To honor those who have lost their homes, families and lives to the deadly storms currently wreaking havoc across the globe, over 30 students and their organizations held a vigil on The Oval Thursday evening. Credit: Ris Twigg | Assistant Photo Editor

As images of flooded streets, torn-down homes and distressed families fill Ohio State students’ televisions and news feeds, some took to The Oval Thursday to honor those affected by the storms, also hoping to send one message: climate change matters.

Representatives from Keep Wayne Wild, Renew OSU, the Climate Reality Project, the Coalition of Immokalee Workers and several other organizations spoke to the crowd gathered around the Thompson Statue to share their condolences for those affected by the hurricanes and extreme flooding, while calling on the students to take action against climate change.

“Currently, even though the rhetoric is around hurricanes, we know that climate change extends past hurricanes,” said Maria Fredericks, a third-year in environmental policy and decision-making, and president of student organization Renew OSU. “[Climate change] has a big impact on droughts, on farmers, on communities across the world. So not just what we’re seeing in the media.”

After Hurricane Harvey hit Texas, Hurricane Irma swept through Puerto Rico before landing in Florida. On Wednesday, Hurricane Maria barreled down on Puerto Rico as a Category 4 hurricane. Hurricane Center forecaster Eric Blake called it the “most destructive hurricane in Puerto Rico history.”

Meanwhile in South Asia, Nepal, Bangladesh, India and Pakistan have been experiencing violent floods since August caused by an intensified monsoon season. Flooding has killed more than 1,200 people and displaced over 40 million more, leaving an already vulnerable population even more susceptible to risk, according to the Centers for Disease Control and Prevention’s website.
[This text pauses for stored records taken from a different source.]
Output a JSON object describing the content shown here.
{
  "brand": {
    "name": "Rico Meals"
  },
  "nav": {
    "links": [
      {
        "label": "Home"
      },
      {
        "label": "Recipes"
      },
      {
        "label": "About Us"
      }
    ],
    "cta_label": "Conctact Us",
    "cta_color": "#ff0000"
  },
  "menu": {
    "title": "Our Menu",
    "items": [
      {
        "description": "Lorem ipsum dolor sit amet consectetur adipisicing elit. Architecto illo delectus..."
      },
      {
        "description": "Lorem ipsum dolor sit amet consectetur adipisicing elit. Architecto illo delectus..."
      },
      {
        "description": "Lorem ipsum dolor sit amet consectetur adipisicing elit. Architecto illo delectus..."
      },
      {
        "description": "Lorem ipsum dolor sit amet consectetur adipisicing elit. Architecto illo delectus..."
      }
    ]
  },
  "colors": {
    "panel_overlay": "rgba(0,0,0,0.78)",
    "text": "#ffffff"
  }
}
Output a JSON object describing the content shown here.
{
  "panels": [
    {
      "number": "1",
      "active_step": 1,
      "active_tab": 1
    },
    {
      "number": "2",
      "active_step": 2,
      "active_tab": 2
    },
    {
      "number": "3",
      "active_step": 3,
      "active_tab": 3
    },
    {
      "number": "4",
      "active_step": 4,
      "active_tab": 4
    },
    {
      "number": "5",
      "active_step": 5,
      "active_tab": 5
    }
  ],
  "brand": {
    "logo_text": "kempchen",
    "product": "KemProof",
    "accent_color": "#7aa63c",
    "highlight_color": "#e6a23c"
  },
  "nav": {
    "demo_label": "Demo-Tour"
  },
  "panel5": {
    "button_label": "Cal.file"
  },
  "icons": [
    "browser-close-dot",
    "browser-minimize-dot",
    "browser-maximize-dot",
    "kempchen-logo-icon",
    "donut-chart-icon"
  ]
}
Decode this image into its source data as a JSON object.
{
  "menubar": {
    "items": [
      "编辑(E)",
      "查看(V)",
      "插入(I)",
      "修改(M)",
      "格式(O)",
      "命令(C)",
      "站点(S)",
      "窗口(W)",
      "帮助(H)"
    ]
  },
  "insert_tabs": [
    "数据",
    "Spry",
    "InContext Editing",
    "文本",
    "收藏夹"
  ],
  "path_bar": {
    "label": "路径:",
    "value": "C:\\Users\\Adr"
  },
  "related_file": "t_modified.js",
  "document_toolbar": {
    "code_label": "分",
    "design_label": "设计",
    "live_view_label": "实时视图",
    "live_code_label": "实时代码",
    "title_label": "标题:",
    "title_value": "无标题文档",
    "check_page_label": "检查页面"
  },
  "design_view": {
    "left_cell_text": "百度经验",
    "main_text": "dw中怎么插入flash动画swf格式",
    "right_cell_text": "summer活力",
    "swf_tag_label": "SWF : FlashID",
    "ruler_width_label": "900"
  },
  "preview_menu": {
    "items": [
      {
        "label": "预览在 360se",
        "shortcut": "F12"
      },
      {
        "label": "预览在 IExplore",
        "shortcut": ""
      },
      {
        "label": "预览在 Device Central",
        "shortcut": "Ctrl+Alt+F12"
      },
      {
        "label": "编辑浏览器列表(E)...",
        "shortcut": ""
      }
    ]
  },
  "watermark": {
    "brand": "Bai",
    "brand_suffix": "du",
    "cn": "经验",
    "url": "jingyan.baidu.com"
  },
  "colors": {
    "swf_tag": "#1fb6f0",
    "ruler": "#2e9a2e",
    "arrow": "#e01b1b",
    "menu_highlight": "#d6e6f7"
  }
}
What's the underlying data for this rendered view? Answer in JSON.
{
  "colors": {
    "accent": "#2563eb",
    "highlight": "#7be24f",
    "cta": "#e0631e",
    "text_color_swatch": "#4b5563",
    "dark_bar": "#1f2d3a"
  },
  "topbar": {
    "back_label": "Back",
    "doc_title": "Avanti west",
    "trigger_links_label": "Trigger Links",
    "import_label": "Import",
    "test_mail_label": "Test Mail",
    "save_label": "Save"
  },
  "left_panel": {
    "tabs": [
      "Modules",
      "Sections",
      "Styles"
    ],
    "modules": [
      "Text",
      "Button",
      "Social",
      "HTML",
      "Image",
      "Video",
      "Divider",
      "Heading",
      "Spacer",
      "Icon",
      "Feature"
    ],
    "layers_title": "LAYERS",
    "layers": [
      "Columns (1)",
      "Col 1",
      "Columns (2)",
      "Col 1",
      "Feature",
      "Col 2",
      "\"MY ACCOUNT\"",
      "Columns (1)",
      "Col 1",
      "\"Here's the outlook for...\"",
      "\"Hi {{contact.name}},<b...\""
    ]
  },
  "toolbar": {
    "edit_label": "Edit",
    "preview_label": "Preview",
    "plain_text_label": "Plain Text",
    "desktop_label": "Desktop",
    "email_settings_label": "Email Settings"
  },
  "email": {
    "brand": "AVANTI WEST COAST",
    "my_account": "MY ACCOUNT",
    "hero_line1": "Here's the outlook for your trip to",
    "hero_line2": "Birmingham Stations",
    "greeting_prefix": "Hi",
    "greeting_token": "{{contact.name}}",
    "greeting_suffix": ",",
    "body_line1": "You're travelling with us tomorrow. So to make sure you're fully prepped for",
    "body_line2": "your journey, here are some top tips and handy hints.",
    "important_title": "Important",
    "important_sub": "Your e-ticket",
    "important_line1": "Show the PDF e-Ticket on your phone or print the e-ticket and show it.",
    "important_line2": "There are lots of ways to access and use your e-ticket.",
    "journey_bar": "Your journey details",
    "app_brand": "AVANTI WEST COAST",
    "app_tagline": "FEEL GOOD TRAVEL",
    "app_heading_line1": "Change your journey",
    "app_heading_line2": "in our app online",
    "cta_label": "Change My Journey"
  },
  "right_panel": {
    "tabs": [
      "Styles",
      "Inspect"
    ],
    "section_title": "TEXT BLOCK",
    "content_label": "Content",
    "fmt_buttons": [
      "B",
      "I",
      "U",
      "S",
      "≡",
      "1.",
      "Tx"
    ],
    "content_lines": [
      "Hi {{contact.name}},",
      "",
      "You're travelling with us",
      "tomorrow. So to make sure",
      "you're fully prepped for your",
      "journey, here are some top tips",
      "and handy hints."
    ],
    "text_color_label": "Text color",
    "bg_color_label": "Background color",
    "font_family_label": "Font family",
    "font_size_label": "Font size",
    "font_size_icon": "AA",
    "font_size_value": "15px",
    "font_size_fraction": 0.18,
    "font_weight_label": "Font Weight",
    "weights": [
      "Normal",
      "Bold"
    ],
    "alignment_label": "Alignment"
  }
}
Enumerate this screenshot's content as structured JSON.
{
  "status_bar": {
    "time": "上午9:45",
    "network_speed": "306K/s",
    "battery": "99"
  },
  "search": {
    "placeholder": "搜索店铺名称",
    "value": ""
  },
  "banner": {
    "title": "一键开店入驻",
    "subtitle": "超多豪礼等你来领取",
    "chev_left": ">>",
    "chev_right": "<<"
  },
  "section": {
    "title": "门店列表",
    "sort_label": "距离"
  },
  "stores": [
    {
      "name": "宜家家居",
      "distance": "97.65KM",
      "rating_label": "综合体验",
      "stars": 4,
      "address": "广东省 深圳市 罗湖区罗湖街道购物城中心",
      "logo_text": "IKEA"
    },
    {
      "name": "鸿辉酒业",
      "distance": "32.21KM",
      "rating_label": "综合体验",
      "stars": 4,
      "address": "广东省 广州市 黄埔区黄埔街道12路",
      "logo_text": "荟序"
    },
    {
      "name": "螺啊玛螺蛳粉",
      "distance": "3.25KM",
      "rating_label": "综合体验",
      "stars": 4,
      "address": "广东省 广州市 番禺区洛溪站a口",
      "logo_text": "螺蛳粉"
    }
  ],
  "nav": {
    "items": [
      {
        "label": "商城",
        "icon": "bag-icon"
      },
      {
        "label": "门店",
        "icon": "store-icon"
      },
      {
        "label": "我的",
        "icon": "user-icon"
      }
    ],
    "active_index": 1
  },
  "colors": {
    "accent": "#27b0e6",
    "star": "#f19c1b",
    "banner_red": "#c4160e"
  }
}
According to the National Oceanic and Atmospheric Administration (NOAA), human-induced warming of the planet will “likely cause tropical cyclones globally to be more intense on average — by 2 to 11 percent — [and] would imply an even larger percentage increase in the destructive potential per storm.”

For one student at the vigil, Hurricane Maria has hit too close to home.

Ansley Watkins, a first-year in exploration, met her friend Rocío while conducting research on the Mississippi River in Iowa two summers ago.

Rocío was born and raised in Puerto Rico and traveled to the U.S. to do research, said Watkins.

“I haven’t been able to contact her through the past two hurricanes,” Watkins said as tears welled up in her eyes. “I know she’s pretty resilient, but we do tend to keep up with each other a lot. She’s always worried about me even when nothing major is happening, so the fact that I can’t talk to her … I would just like to know [if she’s OK].”

Although her hometown in Georgia wasn’t touched by any of the storms, Watkins wanted to offer support for everyone affected — including her friend Rocío — and decided to attend the vigil after hearing about the event through her student organization, The Sierra Club Student Coalition.

Watkins stressed the importance of recognizing that climate change affects everybody

“It’s not just this generation, it’s all the generations after us,” she said.“If people don’t want to admit it directly, it does harm someone, somewhere in someway, and I think it’s really important that we try to minimize that harm.”